Messina was originally called Zancle by the Greeks, because of the shape of its natural harbour. A comune of its Metropolitan City was located at the southern entrance of the Strait of Messina, today called ‘Scaletta Zanclea’. In the early 5th century BC, Anaxilas of Rhegium renamed it Messene in honour of the Greek city Messene. In 1783, an earthquake devastated much of the city, and it took decades to rebuild and rekindle the cultural life of Messina. One of the main figures of the unification of Italy, Giuseppe Mazzini, was elected deputy at Messina in the general elections of 1866. The city was almost entirely destroyed by an earthquake and associated tsunami on the morning of 28 December 1908, killing about 100,000 people and destroying most of the ancient architecture. The city was largely rebuilt in the following year. In June 1955, Messina was the location of the Messina Conference of Western European foreign ministers which led to the creation of the European Economic Community. Messina has a subtropical mediterranean climate with long, hot summers with low diurnal temperature variation with consistent dry weather. In winter, Messina is rather wet and mild.

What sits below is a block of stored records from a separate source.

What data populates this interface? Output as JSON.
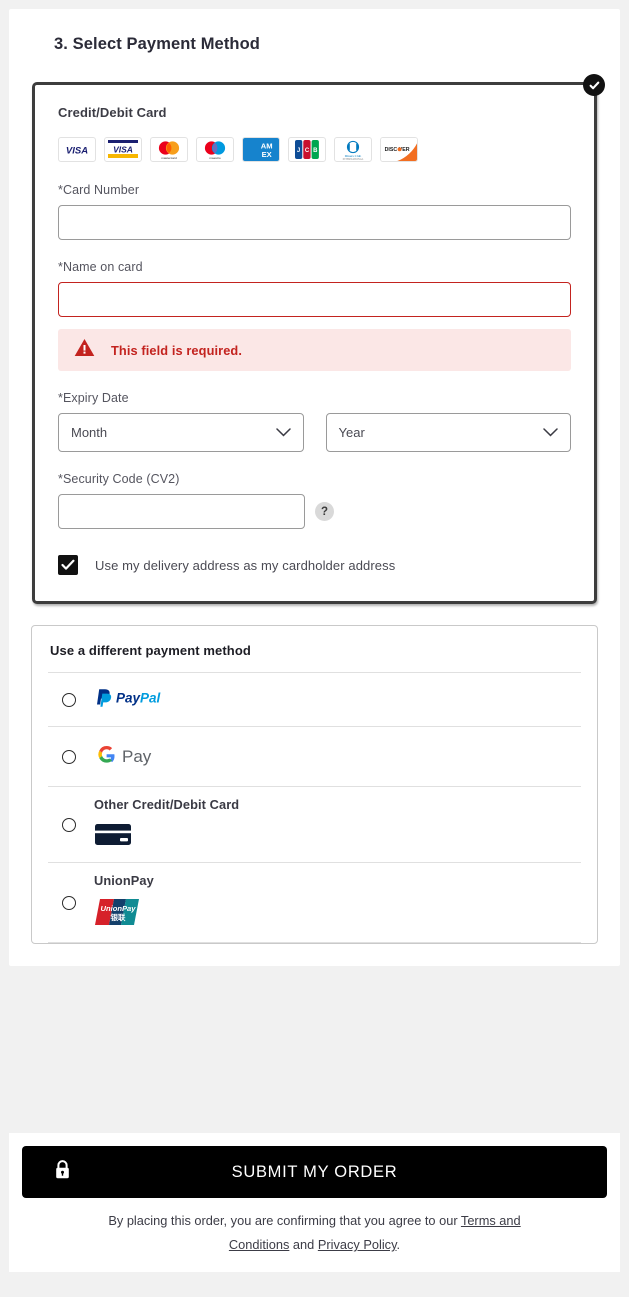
{
  "section": {
    "title": "3. Select Payment Method"
  },
  "selected_method": {
    "heading": "Credit/Debit Card",
    "selected_badge_icon": "check-circle-icon",
    "accepted_cards": [
      {
        "name": "visa",
        "label": "VISA"
      },
      {
        "name": "visa-electron",
        "label": "VISA"
      },
      {
        "name": "mastercard",
        "label": "mastercard"
      },
      {
        "name": "maestro",
        "label": "maestro"
      },
      {
        "name": "american-express",
        "label": "AMEX"
      },
      {
        "name": "jcb",
        "label": "JCB"
      },
      {
        "name": "diners-club",
        "label": "Diners Club International"
      },
      {
        "name": "discover",
        "label": "DISCOVER"
      }
    ],
    "card_number": {
      "label": "*Card Number",
      "value": "",
      "placeholder": ""
    },
    "name_on_card": {
      "label": "*Name on card",
      "value": "",
      "placeholder": "",
      "error": "This field is required.",
      "error_icon": "warning-triangle-icon"
    },
    "expiry": {
      "label": "*Expiry Date",
      "month": {
        "value": "Month"
      },
      "year": {
        "value": "Year"
      }
    },
    "security_code": {
      "label": "*Security Code (CV2)",
      "value": "",
      "placeholder": "",
      "help_icon": "question-mark-icon",
      "help_label": "?"
    },
    "billing_checkbox": {
      "label": "Use my delivery address as my cardholder address",
      "checked": true
    }
  },
  "alternate_methods": {
    "heading": "Use a different payment method",
    "options": [
      {
        "id": "paypal",
        "title": "",
        "logo": "paypal-logo",
        "selected": false
      },
      {
        "id": "google-pay",
        "title": "",
        "logo": "google-pay-logo",
        "selected": false
      },
      {
        "id": "other-card",
        "title": "Other Credit/Debit Card",
        "logo": "credit-card-icon",
        "selected": false
      },
      {
        "id": "unionpay",
        "title": "UnionPay",
        "logo": "unionpay-logo",
        "selected": false
      }
    ]
  },
  "submit": {
    "label": "SUBMIT MY ORDER",
    "lock_icon": "lock-icon"
  },
  "legal": {
    "text_before": "By placing this order, you are confirming that you agree to our ",
    "terms_link": "Terms and Conditions",
    "text_middle": " and ",
    "privacy_link": "Privacy Policy",
    "text_after": "."
  },
  "colors": {
    "page_background": "#f1f1f1",
    "card_background": "#ffffff",
    "error_red": "#c3231f",
    "error_background": "#fbe7e6",
    "submit_background": "#000000",
    "selected_border": "#3d3d3d"
  }
}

Today Messina is the third largest city in Sicily, it is really important for the tourism of the island and represents the “bridge” with the Italian peninsula.
As the whole Sicily it represents a well mix of all the countries and cultures that occupied the island as Greeks, Goths, Arabs, Normans and Spanish.